TASK TO CARRY OUT:
Give every entry again, unchanged, and leave its images out.

SOURCE MATERIAL below:

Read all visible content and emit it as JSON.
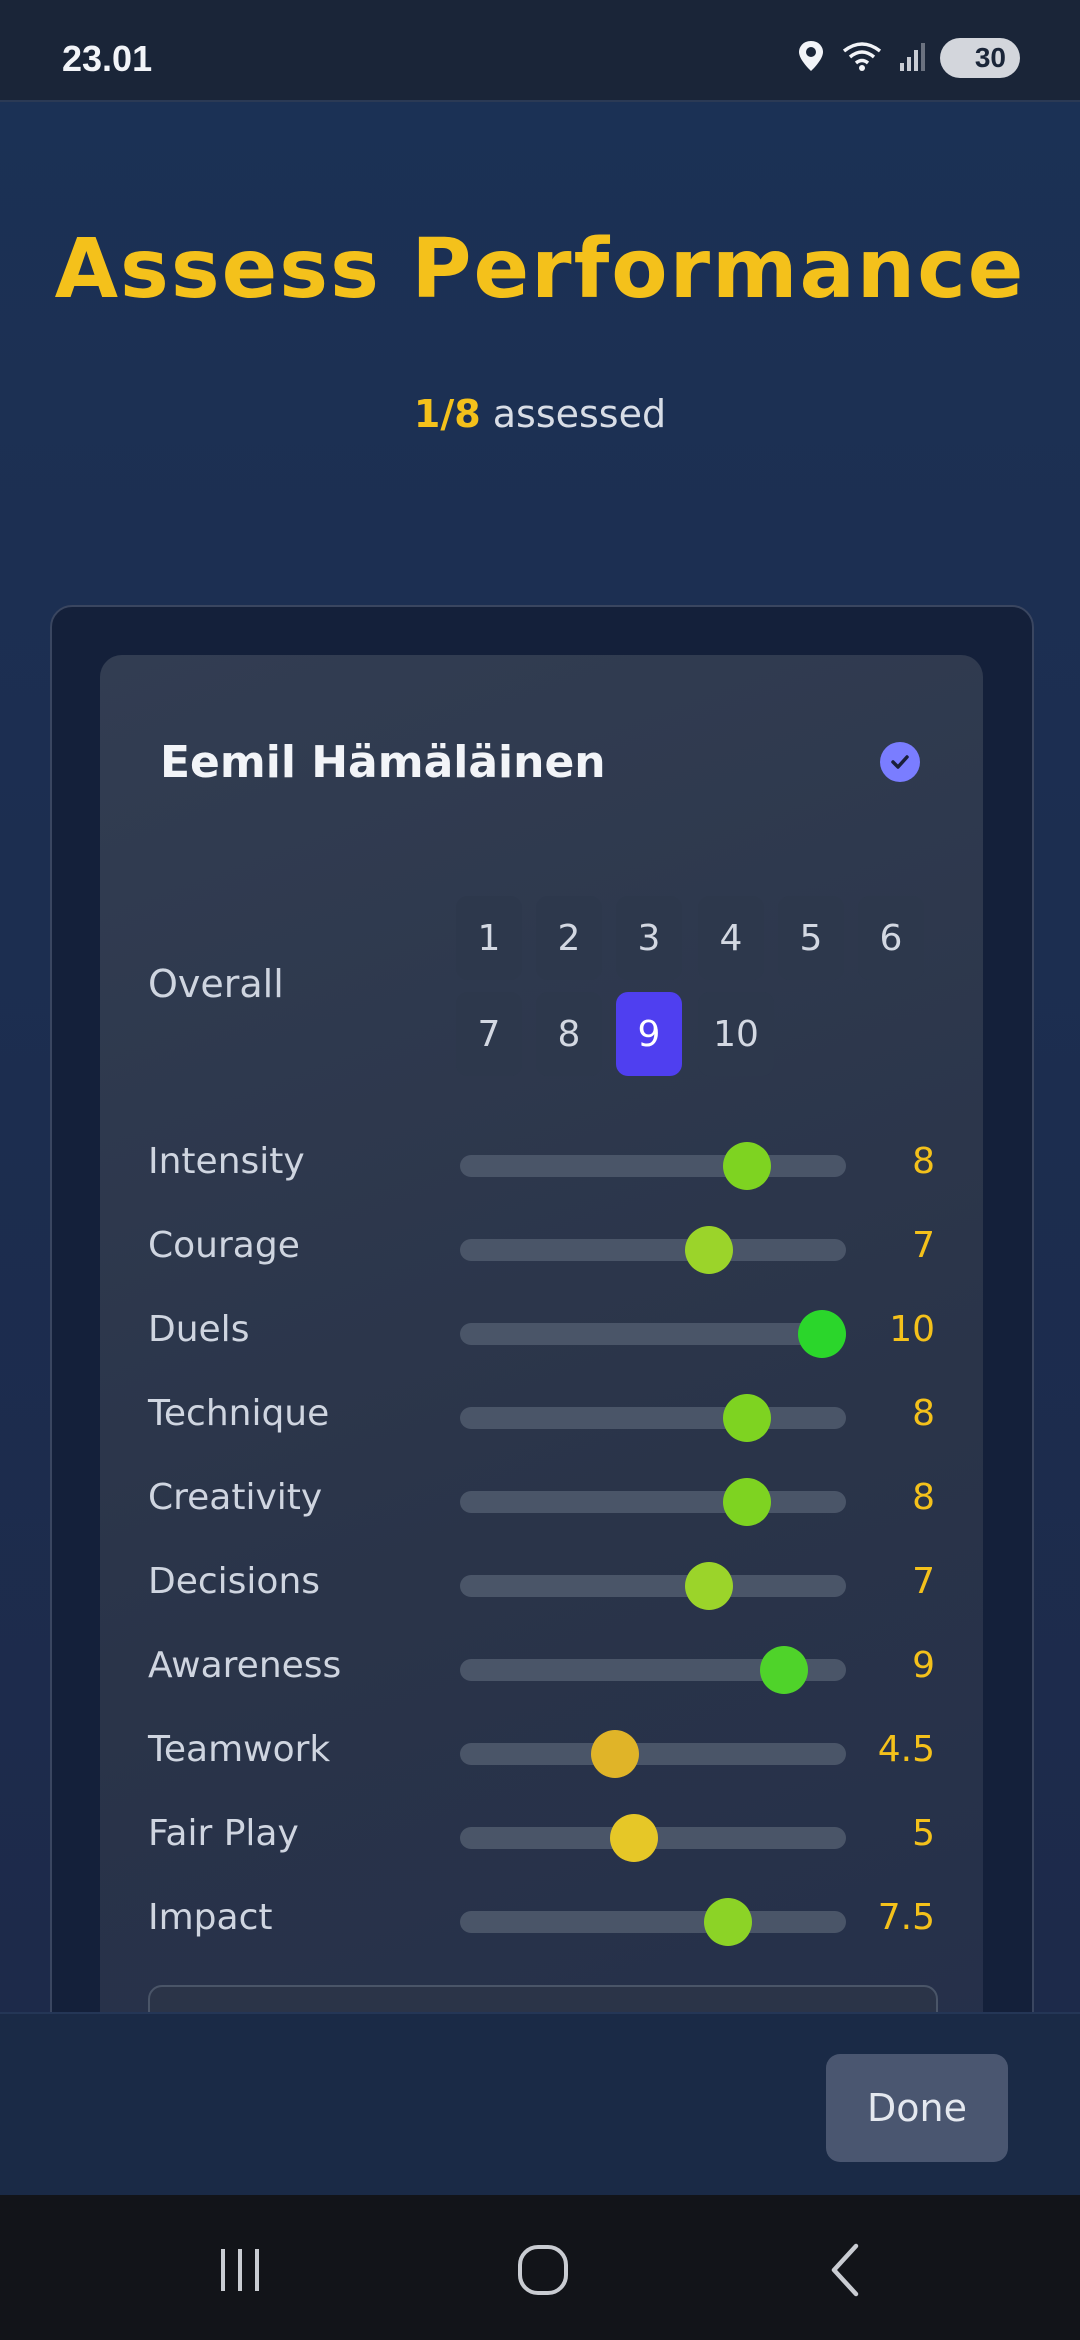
{
  "status_bar": {
    "time": "23.01",
    "battery": "30",
    "icons": [
      "location-icon",
      "wifi-icon",
      "signal-icon",
      "battery-icon"
    ]
  },
  "header": {
    "title": "Assess Performance",
    "progress_count": "1/8",
    "progress_suffix": " assessed"
  },
  "player": {
    "name": "Eemil Hämäläinen",
    "assessed": true
  },
  "overall": {
    "label": "Overall",
    "options": [
      "1",
      "2",
      "3",
      "4",
      "5",
      "6",
      "7",
      "8",
      "9",
      "10"
    ],
    "selected": "9"
  },
  "metrics": [
    {
      "label": "Intensity",
      "value": "8",
      "level": 8,
      "color": "#7ed321"
    },
    {
      "label": "Courage",
      "value": "7",
      "level": 7,
      "color": "#9bd42a"
    },
    {
      "label": "Duels",
      "value": "10",
      "level": 10,
      "color": "#2bd62b"
    },
    {
      "label": "Technique",
      "value": "8",
      "level": 8,
      "color": "#7ed321"
    },
    {
      "label": "Creativity",
      "value": "8",
      "level": 8,
      "color": "#7ed321"
    },
    {
      "label": "Decisions",
      "value": "7",
      "level": 7,
      "color": "#9bd42a"
    },
    {
      "label": "Awareness",
      "value": "9",
      "level": 9,
      "color": "#4fd32a"
    },
    {
      "label": "Teamwork",
      "value": "4.5",
      "level": 4.5,
      "color": "#e0b428"
    },
    {
      "label": "Fair Play",
      "value": "5",
      "level": 5,
      "color": "#e6c727"
    },
    {
      "label": "Impact",
      "value": "7.5",
      "level": 7.5,
      "color": "#8cd326"
    }
  ],
  "slider_range": [
    1,
    10
  ],
  "footer": {
    "done_label": "Done"
  },
  "colors": {
    "accent": "#f4c11b",
    "selected": "#4f3ff0",
    "check": "#7a7dff"
  }
}
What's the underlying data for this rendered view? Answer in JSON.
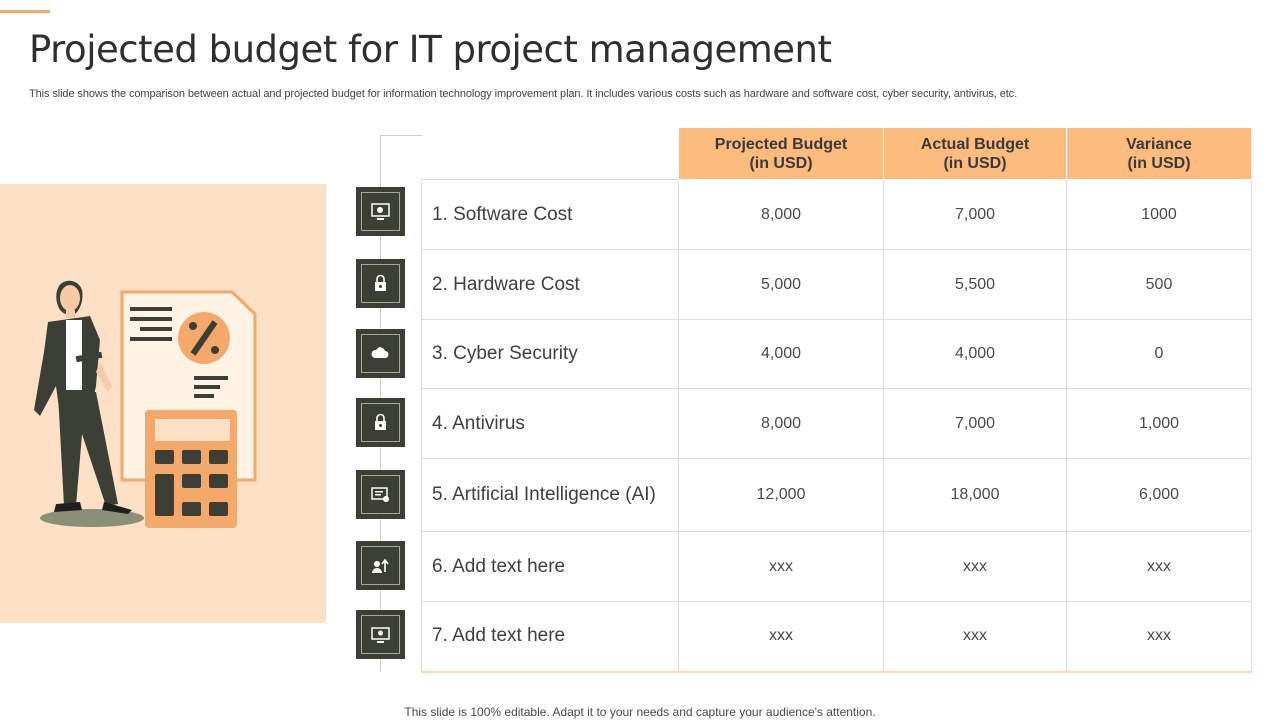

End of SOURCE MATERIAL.

WRITTEN REPLY:
Read all visible content and emit it as JSON.
{
  "status_bar": {
    "time": "23.01",
    "battery": "30",
    "icons": [
      "location-icon",
      "wifi-icon",
      "signal-icon",
      "battery-icon"
    ]
  },
  "header": {
    "title": "Assess Performance",
    "progress_count": "1/8",
    "progress_suffix": " assessed"
  },
  "player": {
    "name": "Eemil Hämäläinen",
    "assessed": true
  },
  "overall": {
    "label": "Overall",
    "options": [
      "1",
      "2",
      "3",
      "4",
      "5",
      "6",
      "7",
      "8",
      "9",
      "10"
    ],
    "selected": "9"
  },
  "metrics": [
    {
      "label": "Intensity",
      "value": "8",
      "level": 8,
      "color": "#7ed321"
    },
    {
      "label": "Courage",
      "value": "7",
      "level": 7,
      "color": "#9bd42a"
    },
    {
      "label": "Duels",
      "value": "10",
      "level": 10,
      "color": "#2bd62b"
    },
    {
      "label": "Technique",
      "value": "8",
      "level": 8,
      "color": "#7ed321"
    },
    {
      "label": "Creativity",
      "value": "8",
      "level": 8,
      "color": "#7ed321"
    },
    {
      "label": "Decisions",
      "value": "7",
      "level": 7,
      "color": "#9bd42a"
    },
    {
      "label": "Awareness",
      "value": "9",
      "level": 9,
      "color": "#4fd32a"
    },
    {
      "label": "Teamwork",
      "value": "4.5",
      "level": 4.5,
      "color": "#e0b428"
    },
    {
      "label": "Fair Play",
      "value": "5",
      "level": 5,
      "color": "#e6c727"
    },
    {
      "label": "Impact",
      "value": "7.5",
      "level": 7.5,
      "color": "#8cd326"
    }
  ],
  "slider_range": [
    1,
    10
  ],
  "footer": {
    "done_label": "Done"
  },
  "colors": {
    "accent": "#f4c11b",
    "selected": "#4f3ff0",
    "check": "#7a7dff"
  }
}
What's the underlying data for this rendered view? Answer in JSON.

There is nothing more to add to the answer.